In his autobiography, Johann von Goethe—the creator of one of literature’s most famous suicides, the thwarted lover Werther—calls suicide “an event of human nature, which, whatever may be said and done with respect to it, demands the sympathy of every man, and in every epoch must be discussed anew” (Goethe’s Works [Google Books; 1882], 2:163). A spate of recent scholarship suggests that the time is ripe for our own epoch’s reconsideration of suicide, and in particular for historicized and interdisciplinary approaches to the subject. Kelly McGuire’s 2012 monograph draws from fields of psychology, philosophy, and political theory in order to study how representations of female suicide in eighteenth-century novels helped create an English national identity. McGuire observes that in this period the emergence of a recognizable—albeit fluid, heterogeneous, and contradictory—discourse of suicide coincides with the rise of the novel as the dominant literary genre and with the increasing significance of the nation as both an imaginative construct and a social reality. Suicide came to be known as an “English Malady,” a condition stemming from a range of physical and psychological causes unique to England and to Englishness. McGuire contends that in novels, the prose genre best suited to plumb suicide’s “representational capacity” (15), suicide can grant dispossessed, disenfranchised characters—and in particular female characters—autonomy and agency where these had been denied previously. Ironically, however, these same novels often shift any agency conferred through suicide from the individual to the communal, in this way constructing female suicide as a form of martyrdom, a nation-defining sacrifice (4). [End Page 163]

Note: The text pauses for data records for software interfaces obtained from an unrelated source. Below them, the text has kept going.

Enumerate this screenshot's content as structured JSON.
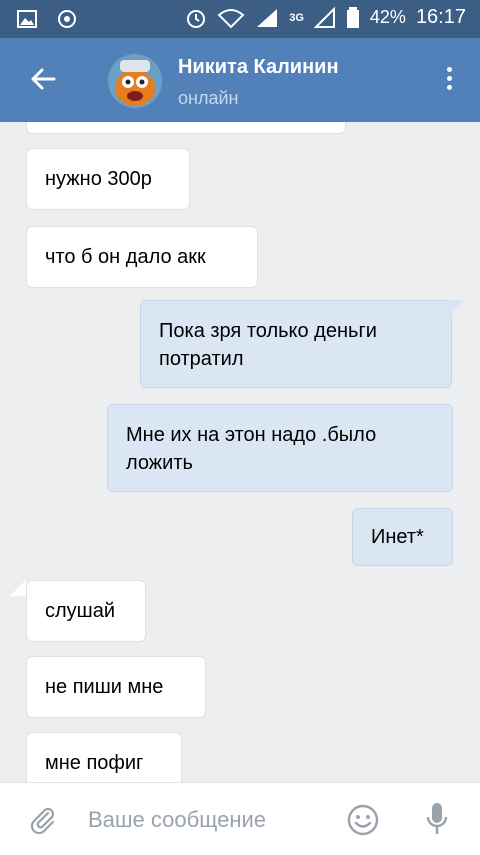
{
  "status_bar": {
    "battery_percent": "42%",
    "time": "16:17",
    "network_label": "3G",
    "icons": [
      "gallery-icon",
      "location-icon",
      "alarm-icon",
      "wifi-icon",
      "signal-icon",
      "battery-icon"
    ]
  },
  "header": {
    "contact_name": "Никита Калинин",
    "contact_status": "онлайн",
    "colors": {
      "bar": "#5181b8",
      "status_bar": "#3c5e85"
    }
  },
  "messages": [
    {
      "direction": "in",
      "text": ""
    },
    {
      "direction": "in",
      "text": "нужно 300р"
    },
    {
      "direction": "in",
      "text": "что б он дало акк"
    },
    {
      "direction": "out",
      "text": "Пока зря только деньги потратил"
    },
    {
      "direction": "out",
      "text": "Мне их на этон надо .было ложить"
    },
    {
      "direction": "out",
      "text": "Инет*"
    },
    {
      "direction": "in",
      "text": "слушай"
    },
    {
      "direction": "in",
      "text": "не пиши мне"
    },
    {
      "direction": "in",
      "text": "мне пофиг"
    }
  ],
  "composer": {
    "placeholder": "Ваше сообщение",
    "value": ""
  }
}
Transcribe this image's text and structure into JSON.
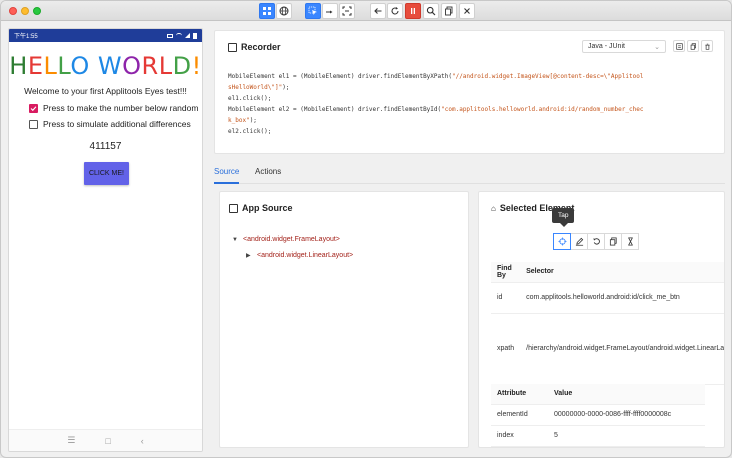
{
  "device": {
    "status_time": "下午1:55",
    "hello_letters": [
      {
        "ch": "H",
        "color": "#2e7d32"
      },
      {
        "ch": "E",
        "color": "#e53935"
      },
      {
        "ch": "L",
        "color": "#fb8c00"
      },
      {
        "ch": "L",
        "color": "#43a047"
      },
      {
        "ch": "O",
        "color": "#1e88e5"
      },
      {
        "ch": " ",
        "color": "#000000"
      },
      {
        "ch": "W",
        "color": "#1e88e5"
      },
      {
        "ch": "O",
        "color": "#8e24aa"
      },
      {
        "ch": "R",
        "color": "#e53935"
      },
      {
        "ch": "L",
        "color": "#e53935"
      },
      {
        "ch": "D",
        "color": "#43a047"
      },
      {
        "ch": "!",
        "color": "#fb8c00"
      }
    ],
    "welcome": "Welcome to your first Applitools Eyes test!!!",
    "checkbox1": "Press to make the number below random",
    "checkbox2": "Press to simulate additional differences",
    "number": "411157",
    "button": "CLICK ME!"
  },
  "recorder": {
    "title": "Recorder",
    "language": "Java - JUnit",
    "code": {
      "l1a": "MobileElement el1 = (MobileElement) driver.findElementByXPath(",
      "l1b": "\"//android.widget.ImageView[@content-desc=\\\"Applitool",
      "l2": "sHelloWorld\\\"]\"",
      "l2b": ");",
      "l3": "el1.click();",
      "l4a": "MobileElement el2 = (MobileElement) driver.findElementById(",
      "l4b": "\"com.applitools.helloworld.android:id/random_number_chec",
      "l5": "k_box\"",
      "l5b": ");",
      "l6": "el2.click();"
    }
  },
  "tabs": {
    "source": "Source",
    "actions": "Actions"
  },
  "source": {
    "title": "App Source",
    "node1": "<android.widget.FrameLayout>",
    "node2": "<android.widget.LinearLayout>"
  },
  "selected": {
    "title": "Selected Element",
    "tooltip": "Tap",
    "findby_header": "Find By",
    "selector_header": "Selector",
    "rows": [
      {
        "k": "id",
        "v": "com.applitools.helloworld.android:id/click_me_btn"
      },
      {
        "k": "xpath",
        "v": "/hierarchy/android.widget.FrameLayout/android.widget.LinearLayout/android.widget.FrameLayout/android.widget.LinearLayout/android.widget.FrameLayout/android.view.ViewGroup/android.widget.Button"
      }
    ],
    "attr_header": "Attribute",
    "value_header": "Value",
    "attrs": [
      {
        "k": "elementId",
        "v": "00000000-0000-0086-ffff-ffff0000008c"
      },
      {
        "k": "index",
        "v": "5"
      }
    ]
  }
}
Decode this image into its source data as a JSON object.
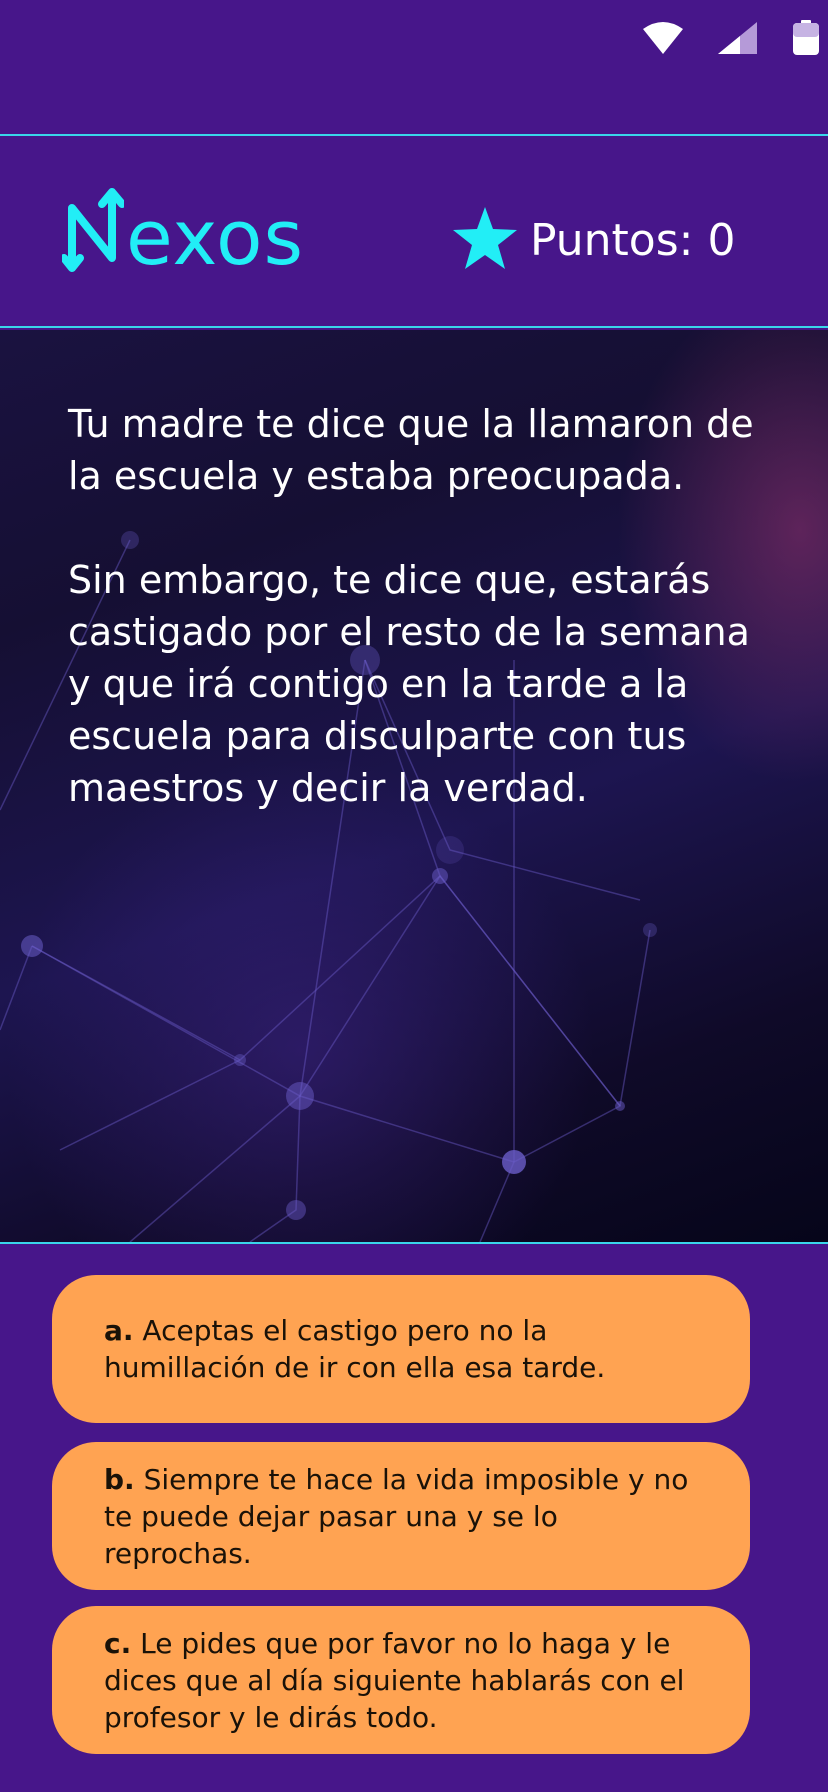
{
  "status_bar": {
    "icons": [
      "wifi-icon",
      "cell-signal-icon",
      "battery-icon"
    ]
  },
  "header": {
    "logo_text": "exos",
    "logo_letter": "N",
    "score_label": "Puntos: 0",
    "score_icon": "star-icon"
  },
  "story": {
    "paragraphs": [
      "Tu madre te dice que la llamaron de la escuela y estaba preocupada.",
      "Sin embargo, te dice que, estarás castigado por el resto de la semana y que irá contigo en la tarde a la escuela para disculparte con tus maestros y decir la verdad."
    ]
  },
  "options": [
    {
      "letter": "a.",
      "text": " Aceptas el castigo pero no la humillación de ir con ella esa tarde."
    },
    {
      "letter": "b.",
      "text": " Siempre te hace la vida imposible y no te puede dejar pasar una y se lo reprochas."
    },
    {
      "letter": "c.",
      "text": " Le pides que por favor no lo haga y le dices que al día siguiente hablarás con el profesor y le dirás todo."
    }
  ],
  "colors": {
    "background": "#47168a",
    "accent_cyan": "#22eef6",
    "option_fill": "#ffa352"
  }
}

The introduction to this book provides a useful “genealogy of suicide” that traces the history of the word and situates eighteenth-century England’s understanding of the phenomenon within discourses of medicine, property rights, natural law, commodity culture, Protestantism, nationalism, and gender (xiv). Revising the “secularization thesis” that has come to dominate historical studies of suicide, McGuire contends that religious superstitions about suicide persisted in popular culture through the long eighteenth century, and that the slippage between suicide and sacrifice or martyrdom made it difficult to fully detach suicide from religious practice and doctrine (16). McGuire also importantly redresses the tendency, evinced in treatments of suicide from the eighteenth to the twentieth centuries, either to ignore gender difference (positing a universal male suicide) or to deny the full range of female suicide’s signification.

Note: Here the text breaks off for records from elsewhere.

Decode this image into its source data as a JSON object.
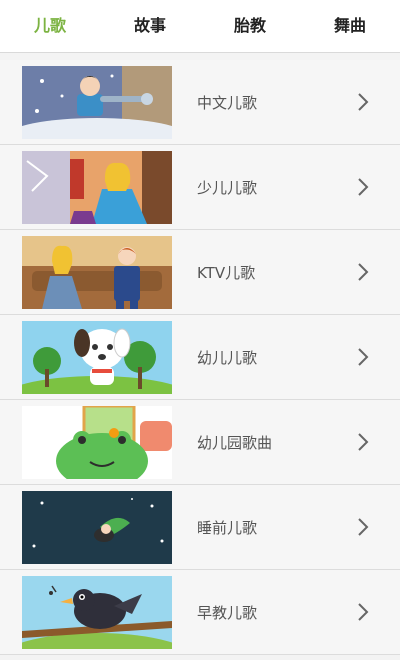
{
  "tabs": [
    {
      "label": "儿歌",
      "active": true
    },
    {
      "label": "故事",
      "active": false
    },
    {
      "label": "胎教",
      "active": false
    },
    {
      "label": "舞曲",
      "active": false
    }
  ],
  "accent_color": "#7cb342",
  "categories": [
    {
      "label": "中文儿歌",
      "thumb_icon": "snow-girl-illustration"
    },
    {
      "label": "少儿儿歌",
      "thumb_icon": "princess-illustration"
    },
    {
      "label": "KTV儿歌",
      "thumb_icon": "couple-illustration"
    },
    {
      "label": "幼儿儿歌",
      "thumb_icon": "puppy-illustration"
    },
    {
      "label": "幼儿园歌曲",
      "thumb_icon": "green-frog-illustration"
    },
    {
      "label": "睡前儿歌",
      "thumb_icon": "moon-night-illustration"
    },
    {
      "label": "早教儿歌",
      "thumb_icon": "crow-illustration"
    }
  ]
}
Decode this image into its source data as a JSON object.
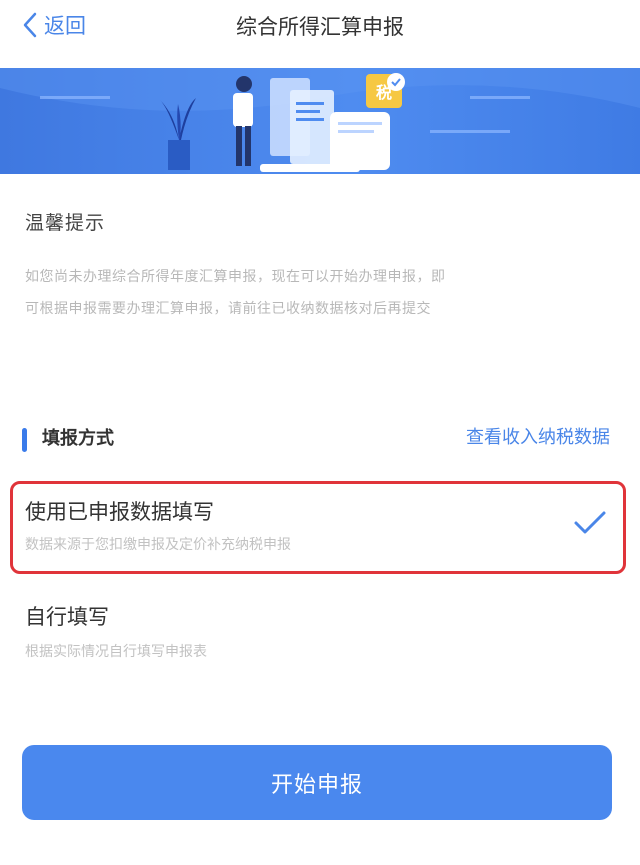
{
  "nav": {
    "back_label": "返回",
    "title": "综合所得汇算申报"
  },
  "banner": {
    "tax_badge": "税",
    "arrows": "<<<<"
  },
  "tips": {
    "title": "温馨提示",
    "line1": "如您尚未办理综合所得年度汇算申报，现在可以开始办理申报，即",
    "line2": "可根据申报需要办理汇算申报，请前往已收纳数据核对后再提交"
  },
  "section": {
    "title": "填报方式",
    "link": "查看收入纳税数据"
  },
  "options": [
    {
      "title": "使用已申报数据填写",
      "desc": "数据来源于您扣缴申报及定价补充纳税申报",
      "selected": true
    },
    {
      "title": "自行填写",
      "desc": "根据实际情况自行填写申报表"
    }
  ],
  "actions": {
    "start_label": "开始申报"
  },
  "colors": {
    "accent": "#4a86e8",
    "primary_button": "#4a88ee",
    "selection_border": "#e0343a",
    "banner": "#4f8cf0"
  }
}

In chapter 1, McGuire studies Eliza Haywood’s amatory fiction in order to show how national identity is established through the sacrifice of women’s individual identities (50). In Haywood’s novels, excessively desiring women kill themselves, or attempt to, over the men who will not love them; suicide grants agency in that it corroborates their desire and “recuperates the transformative potential” of their life stories (32–33). Suicide becomes a national affair when, as in The British Recluse (1722), Haywood constructs the idea of Britishness in relation to an isolated, exilic community of women who have been disappointed both in love and in their attempts to end their lives. Voluntary death and voluntary exile expose the “spectral aspect” of women’s roles within an “emergent idea of the nation” (xv, xiv).

The second chapter details the significance of the classical Lucretia story to the suicidal behaviours of Samuel Richardson’s eponymous heroine Clarissa. The novel’s references to Lucretia both grant Clarissa a measure of autonomy and situate her death in relation to the larger community. Clarissa’s death comes to equal a form of martyrdom (55), a sacrifice that shapes national identity through a sense of collective guilt (at having failed to save her) and through the collective “expulsion of Lovelacean libertinism” by the novel’s end (71, 79).

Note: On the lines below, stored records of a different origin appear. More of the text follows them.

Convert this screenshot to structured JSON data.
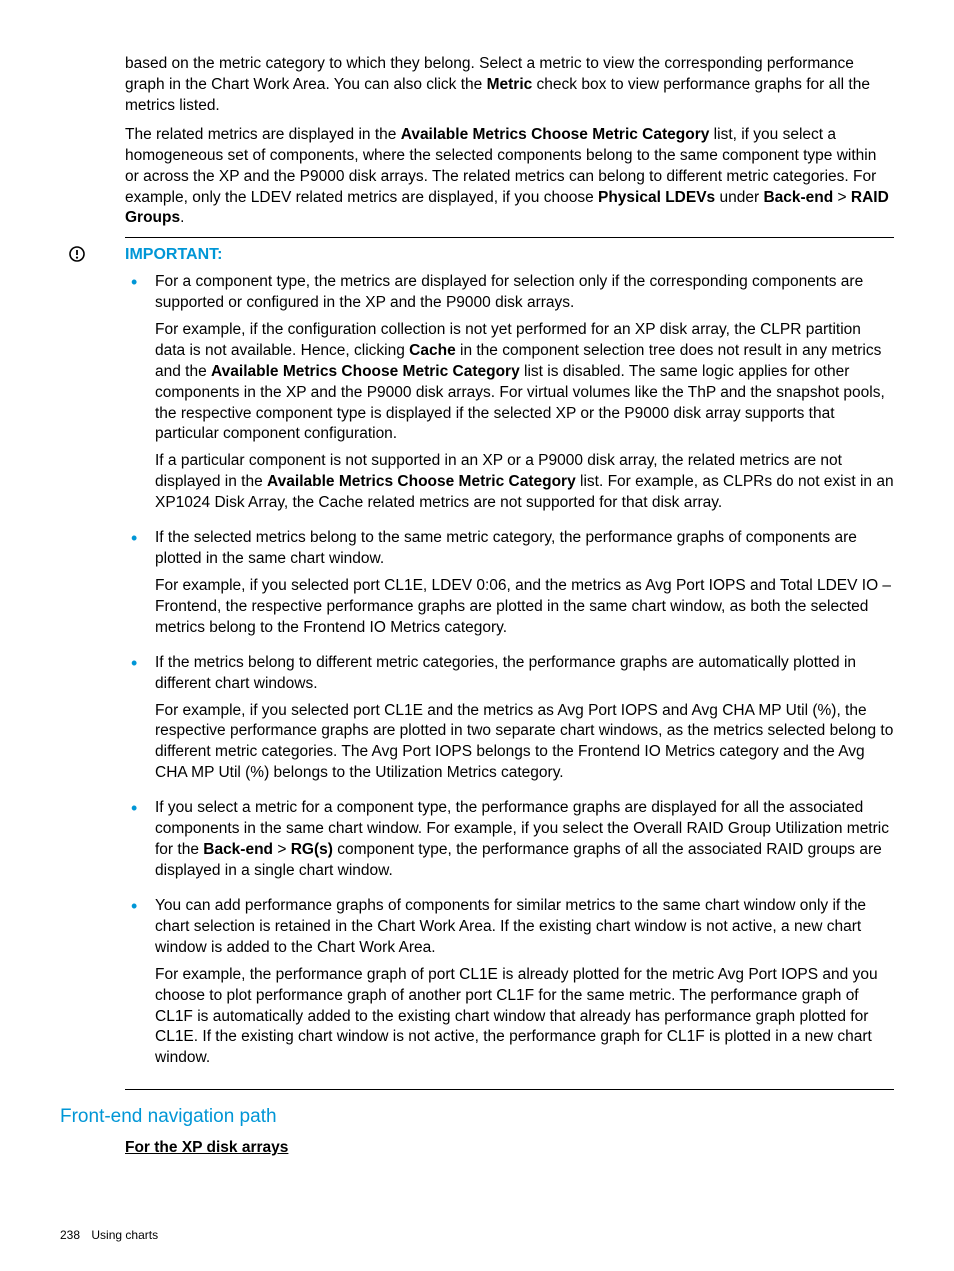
{
  "intro": {
    "p1a": "based on the metric category to which they belong. Select a metric to view the corresponding performance graph in the Chart Work Area. You can also click the ",
    "p1b": "Metric",
    "p1c": " check box to view performance graphs for all the metrics listed.",
    "p2a": "The related metrics are displayed in the ",
    "p2b": "Available Metrics Choose Metric Category",
    "p2c": " list, if you select a homogeneous set of components, where the selected components belong to the same component type within or across the XP and the P9000 disk arrays. The related metrics can belong to different metric categories. For example, only the LDEV related metrics are displayed, if you choose ",
    "p2d": "Physical LDEVs",
    "p2e": " under ",
    "p2f": "Back-end",
    "p2g": " > ",
    "p2h": "RAID Groups",
    "p2i": "."
  },
  "important_label": "IMPORTANT:",
  "bullets": {
    "b1": {
      "p1": "For a component type, the metrics are displayed for selection only if the corresponding components are supported or configured in the XP and the P9000 disk arrays.",
      "p2a": "For example, if the configuration collection is not yet performed for an XP disk array, the CLPR partition data is not available. Hence, clicking ",
      "p2b": "Cache",
      "p2c": " in the component selection tree does not result in any metrics and the ",
      "p2d": "Available Metrics Choose Metric Category",
      "p2e": " list is disabled. The same logic applies for other components in the XP and the P9000 disk arrays. For virtual volumes like the ThP and the snapshot pools, the respective component type is displayed if the selected XP or the P9000 disk array supports that particular component configuration.",
      "p3a": "If a particular component is not supported in an XP or a P9000 disk array, the related metrics are not displayed in the ",
      "p3b": "Available Metrics Choose Metric Category",
      "p3c": " list. For example, as CLPRs do not exist in an XP1024 Disk Array, the Cache related metrics are not supported for that disk array."
    },
    "b2": {
      "p1": "If the selected metrics belong to the same metric category, the performance graphs of components are plotted in the same chart window.",
      "p2": "For example, if you selected port CL1E, LDEV 0:06, and the metrics as Avg Port IOPS and Total LDEV IO – Frontend, the respective performance graphs are plotted in the same chart window, as both the selected metrics belong to the Frontend IO Metrics category."
    },
    "b3": {
      "p1": "If the metrics belong to different metric categories, the performance graphs are automatically plotted in different chart windows.",
      "p2": "For example, if you selected port CL1E and the metrics as Avg Port IOPS and Avg CHA MP Util (%), the respective performance graphs are plotted in two separate chart windows, as the metrics selected belong to different metric categories. The Avg Port IOPS belongs to the Frontend IO Metrics category and the Avg CHA MP Util (%) belongs to the Utilization Metrics category."
    },
    "b4": {
      "p1a": "If you select a metric for a component type, the performance graphs are displayed for all the associated components in the same chart window. For example, if you select the Overall RAID Group Utilization metric for the ",
      "p1b": "Back-end",
      "p1c": " > ",
      "p1d": "RG(s)",
      "p1e": " component type, the performance graphs of all the associated RAID groups are displayed in a single chart window."
    },
    "b5": {
      "p1": "You can add performance graphs of components for similar metrics to the same chart window only if the chart selection is retained in the Chart Work Area. If the existing chart window is not active, a new chart window is added to the Chart Work Area.",
      "p2": "For example, the performance graph of port CL1E is already plotted for the metric Avg Port IOPS and you choose to plot performance graph of another port CL1F for the same metric. The performance graph of CL1F is automatically added to the existing chart window that already has performance graph plotted for CL1E. If the existing chart window is not active, the performance graph for CL1F is plotted in a new chart window."
    }
  },
  "section_heading": "Front-end navigation path",
  "sub_heading": "For the XP disk arrays",
  "footer": {
    "page": "238",
    "title": "Using charts"
  }
}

From here McGuire turns to a similarly besieged woman, the eponymous heroine of John Shebbeare’s Lydia; Or, Filial Piety (1755). Shebbeare presents the “English Malady” as originating not in the (melancholic, neurotic, psychotic) individual, but rather in a range of social/political...